We cover OT salary extensively in the Occupational Therapy Salary Guide.

Salary By Years of Experience

Average OT salary
 

What’s the difference between occupational therapy and physical therapy?

What is the difference between occupational therapy and physical therapy? This is a great question.

Occupational therapists (OTs) and physical therapists (PTs) are quite similar in some ways, as both are rehabilitation professionals who strive to help patients return to their prior levels of function.

The key difference is that OT focuses more on the improvement of daily activities while PT focuses more on the specific improvement of body movement(s).

You can think of a PT as a human body mechanic, and an OT as a guide to the reintegration into normal life.

OT vs. PT vs. SLP
 

Is OT supported by research?

The short answer is “yes.” Research does back the efficacy of occupational therapy.

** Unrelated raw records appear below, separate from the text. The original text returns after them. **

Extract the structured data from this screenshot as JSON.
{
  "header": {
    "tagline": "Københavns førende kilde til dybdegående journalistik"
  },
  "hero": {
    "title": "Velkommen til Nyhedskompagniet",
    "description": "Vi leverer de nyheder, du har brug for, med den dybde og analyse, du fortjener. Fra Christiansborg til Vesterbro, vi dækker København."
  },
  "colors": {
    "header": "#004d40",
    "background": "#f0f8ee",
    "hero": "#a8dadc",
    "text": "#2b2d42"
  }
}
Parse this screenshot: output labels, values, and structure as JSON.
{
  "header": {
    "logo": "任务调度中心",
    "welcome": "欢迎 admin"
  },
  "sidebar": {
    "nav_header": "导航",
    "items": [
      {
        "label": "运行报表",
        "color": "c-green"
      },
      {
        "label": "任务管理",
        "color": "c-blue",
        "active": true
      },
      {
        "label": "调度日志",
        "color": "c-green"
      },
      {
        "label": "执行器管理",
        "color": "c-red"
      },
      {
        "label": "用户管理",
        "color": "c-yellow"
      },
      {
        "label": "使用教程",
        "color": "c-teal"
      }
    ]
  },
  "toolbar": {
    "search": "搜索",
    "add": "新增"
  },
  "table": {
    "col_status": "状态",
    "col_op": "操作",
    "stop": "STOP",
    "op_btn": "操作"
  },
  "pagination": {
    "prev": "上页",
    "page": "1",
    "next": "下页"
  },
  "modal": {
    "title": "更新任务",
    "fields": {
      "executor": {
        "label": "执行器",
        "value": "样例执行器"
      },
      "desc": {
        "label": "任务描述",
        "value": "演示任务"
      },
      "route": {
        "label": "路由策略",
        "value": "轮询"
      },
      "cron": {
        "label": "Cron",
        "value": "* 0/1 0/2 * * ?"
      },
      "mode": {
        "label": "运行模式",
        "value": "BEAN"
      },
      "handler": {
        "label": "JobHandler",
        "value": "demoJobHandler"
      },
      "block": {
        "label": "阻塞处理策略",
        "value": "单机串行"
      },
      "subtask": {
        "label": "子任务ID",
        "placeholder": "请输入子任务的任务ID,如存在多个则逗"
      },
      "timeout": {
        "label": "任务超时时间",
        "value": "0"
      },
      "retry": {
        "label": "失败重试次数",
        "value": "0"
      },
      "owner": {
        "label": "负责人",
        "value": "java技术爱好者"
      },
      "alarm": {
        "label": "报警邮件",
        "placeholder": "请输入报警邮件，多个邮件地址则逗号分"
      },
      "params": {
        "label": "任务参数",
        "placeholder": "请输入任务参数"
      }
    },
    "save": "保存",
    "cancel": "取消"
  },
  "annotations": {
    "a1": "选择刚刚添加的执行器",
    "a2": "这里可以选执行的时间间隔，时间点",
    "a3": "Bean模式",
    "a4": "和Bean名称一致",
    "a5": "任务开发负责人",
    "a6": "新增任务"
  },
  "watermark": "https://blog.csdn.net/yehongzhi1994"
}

The longer answer: Right now, about 1,000 research articles come out per year containing occupational therapy. So, there is much for your therapist to draw on.

Each person is unique in their health and the challenges they face, so we always do our best to balance the science with close attention to each individual patient and their own individual needs. We call this evidence-based practice.

One of the easiest ways to find out about the evidence supporting the occupational therapy resources you are receiving is to ask your occupational therapist. I also have an article called “The 100 Most Influential OT Research Articles,” which covers the most cited medical research articles that reference OT interventions.

See our full list of OT journals here.

 

How to become an occupational therapy professional

In the United States, you can either practice OT as an occupational therapist or an occupational therapy assistant. 

The main difference between the two is that OTs perform initial evaluations and create treatment plans, in addition to delivering your treatments. OTAs solely deliver treatments based on the OT’s treatment plans.

How to become an occupational therapist

To become an occupational therapist, you’ll need to go through high school and college, then get a graduate degree in occupational therapy, either a Master’s or a Doctorate.

Once you get through OT school, you’ll need to pass the NBCOT exam (our national certification exam) and then become licensed in your state. Most states also require that you complete a certain amount of continuing education each year to keep your license active.

You can read more about the differences in OT degrees here.

How to become an occupational therapist

How to become and occupational therapy assistant

OTAs earn associate’s degrees or bachelor’s degrees from certified programs. From there, they must also pass the national exam from NBCOT before practicing, before getting licensed in their particular state. Read here for a complete overview of their scope of practice.

Some OT departments also employ occupational therapy aides. These are non-licensed professionals who do not deliver OT treatments, but do help with the daily operations of the department.

 

How to find an OT near you?

The next natural step after learning about OT is to check out the occupational therapy professionals in your area.

You can search the map directly below. Or head to our OT Near Me directory for even more guidance on learning about occupational therapy in your area.


Conclusion

I hope this has flung the door wide open to the wonderful world of occupational therapy!

We are a unique profession filled with compassionate, dedicated individuals who devote their careers to helping you stay as engaged as possible in the activities that mean the most to you.